Game Review - by James Allen
Most of the racing that any of us will undertake on any enclosed track will be in the form of kart racing. It's a proven American pastime to venture out to the local track and then bump the living daylights out of your friends/soon to be enemies. This has been packaged into computer game form in Open Kart, presented to us, the gaming public, by the fine folks at Microids. Following the exploits of a professional league of kart racers, will Open Kart crash its way to victory, or end up buried in a shameful pile of old tires?
The features in Open Kart are pretty impressive, and include a multitude of racing options to undertake. The main draw of Open Kart is the career mode. You can advance your driving prestige through the 100, 125, and 250cc series. You can compete in the normal championship races, which go towards determining the series champion. If you so desire, you can enter amateur races to earn some money on the side: it's kind of like idea behind The Winston Cup in NASCAR (except there are more than one to enter). Each race consists of a Practice session, a Qualifying run, and the race itself. To give yourself more of an advantage, a complete car adjustment system is in place. You can buy replacement parts, make adjustments to your car, and change the installed components. If you are good enough in the series, you can earn extra money from sponsors. This is a complete career mode which should keep those aspiring kart drivers occupied.
If forming a career is too much commitment for you, there are other modes of play available in Open Kart. An arcade mode actually contains a simplified career mode, but without all the bells and whistles found previously. So why would you want to do it? Basic races are single events, where you can setup your car, set weather conditions, number of opponents, and select the kart class and course. In addition, you can practice time attack session, and even play multiplayer. Even with all these impressive features, there isn't a difficulty setting whatsoever. This single abhorrent notion knocks the rating down a notch. Still, the rest of the options available in Open Kart are very good.

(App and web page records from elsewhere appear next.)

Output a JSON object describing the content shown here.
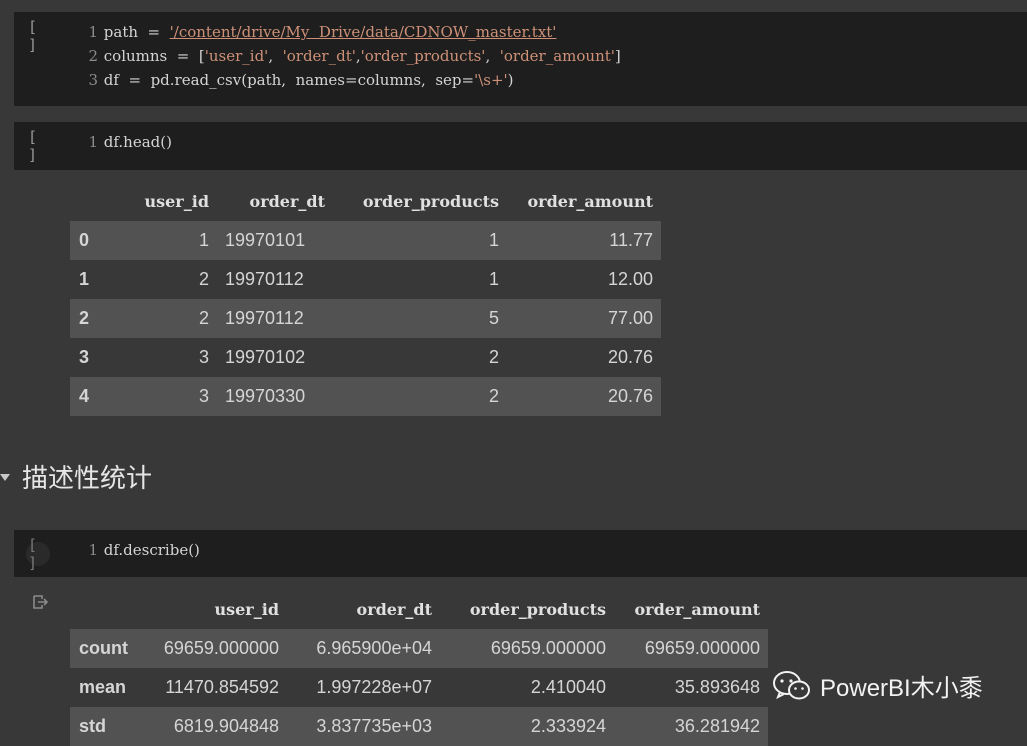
{
  "cell1": {
    "run_label": "[ ]",
    "lines": [
      {
        "num": "1",
        "parts": [
          [
            "plain",
            "path  =  "
          ],
          [
            "url",
            "'/content/drive/My  Drive/data/CDNOW_master.txt'"
          ]
        ]
      },
      {
        "num": "2",
        "parts": [
          [
            "plain",
            "columns  =  ["
          ],
          [
            "str",
            "'user_id'"
          ],
          [
            "plain",
            ",  "
          ],
          [
            "str",
            "'order_dt'"
          ],
          [
            "plain",
            ","
          ],
          [
            "str",
            "'order_products'"
          ],
          [
            "plain",
            ",  "
          ],
          [
            "str",
            "'order_amount'"
          ],
          [
            "plain",
            "]"
          ]
        ]
      },
      {
        "num": "3",
        "parts": [
          [
            "plain",
            "df  =  pd.read_csv(path,  names=columns,  sep="
          ],
          [
            "str",
            "'\\s+'"
          ],
          [
            "plain",
            ")"
          ]
        ]
      }
    ]
  },
  "cell2": {
    "run_label": "[ ]",
    "line_num": "1",
    "code": "df.head()",
    "table": {
      "columns": [
        "",
        "user_id",
        "order_dt",
        "order_products",
        "order_amount"
      ],
      "rows": [
        [
          "0",
          "1",
          "19970101",
          "1",
          "11.77"
        ],
        [
          "1",
          "2",
          "19970112",
          "1",
          "12.00"
        ],
        [
          "2",
          "2",
          "19970112",
          "5",
          "77.00"
        ],
        [
          "3",
          "3",
          "19970102",
          "2",
          "20.76"
        ],
        [
          "4",
          "3",
          "19970330",
          "2",
          "20.76"
        ]
      ]
    }
  },
  "section": {
    "title": "描述性统计"
  },
  "cell3": {
    "run_label": "[ ]",
    "line_num": "1",
    "code": "df.describe()",
    "table": {
      "columns": [
        "",
        "user_id",
        "order_dt",
        "order_products",
        "order_amount"
      ],
      "rows": [
        [
          "count",
          "69659.000000",
          "6.965900e+04",
          "69659.000000",
          "69659.000000"
        ],
        [
          "mean",
          "11470.854592",
          "1.997228e+07",
          "2.410040",
          "35.893648"
        ],
        [
          "std",
          "6819.904848",
          "3.837735e+03",
          "2.333924",
          "36.281942"
        ]
      ]
    }
  },
  "watermark": {
    "text": "PowerBI木小黍"
  },
  "icons": {
    "output": "output-icon",
    "wechat": "wechat-icon",
    "collapse": "caret-down-icon"
  }
}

There aren't many sounds that you will remember in Open Kart. The collision sounds are all the same, and the engines have the authentic kart whine that is so annoying. It's not that the sounds in Open Kart are not accurate, it's just that they are accurately irritating. This droning covers up any of the environment sounds that are present in the game, and leads your ears ringing with ineptitude.
The gameplay is Open Kart is covered by the driving model, and there are enough problems here to discourage most casual karting fans from the game. First off, as I stated earlier, there is no adjustment of difficulty, which makes the game entirely too hard for beginners, and entirely too easy for veterans. On top of this, it looks like the kart driving model is a little bit more simplistic than it should be. Now, I'll be the first to admit that I've never driven a kart professionally, but it just doesn't feel right. You can learn each track in a matter of a couple of laps, and, as you start the game, it appears that the AI drivers have a bit of an unfair advantage over you, constantly getting more acceleration and more grip than you are. This may be due to the setup of the car, but this is still present in places where changing the attributes of your car are not available. Also, there is absolutely no difference that I can see in the driving model between arcade and career mode, so jumping modes does not make any difference, and keeps the same weird driving in place. In addition, you cannot veer very far off the paved surface, eliminating any off roading and advantages of shortcuts. As for the AI, the drivers will bump and grind to gain an advantage and pass you by, so we are not presented with simplified computer opponents. Still, the physics of driving seems so off that the game loses any feeling of fun.
I have to say that I was pretty impressed with most of the graphics found in Open Kart, barring one crucial areas. The drivers and karts are very detailed, showing accurate depictions of both the helmets, uniforms, and chassis. The environments, while they are mostly bland, also have an air of genuineness to them. The karts themselves leave plenty of skid s of the track surface and small puffs of smoke in the air, showing the areas of past action. There are even sun flare settings. During rain, lots of gray lines dot the screen, giving the illusion of, well, rain.
Now then, the most disappointing aspect of the graphics in Open Kart, by far, is the lack of any damage modeling. I though that we were in the age of racing games where damage was finally a standard addition, but this is not the case in Open Kart. There is absolutely no indication of how much damage your vehicle has taken during the race, either in crumpled metal form or even a little gauge. This is an inexcusable blunder in today's racing et, and one that I am completely surprised was left out. Add this to the fact that the game continually slows down when many karts are present on the screen (to a crawl), then rapidly speeds back up, which usually leads to an unwanted impact with the wall. Ouch.
I recall the summer days in which I played Super Mario Kart continuously. Open Kart is not one of these games, but a realistic depiction of professional kart racing. With nice features and good graphics, it would seem that Open Kart would soar to the pole position. But, a simplistic racing model coupled with no difficulty settings makes Open Kart just an average racing game. Still, there are barely any kart racing games available on any platform, so I suppose that those looking for a reasonable representation of this genre of racing will be satisfied for a period of time.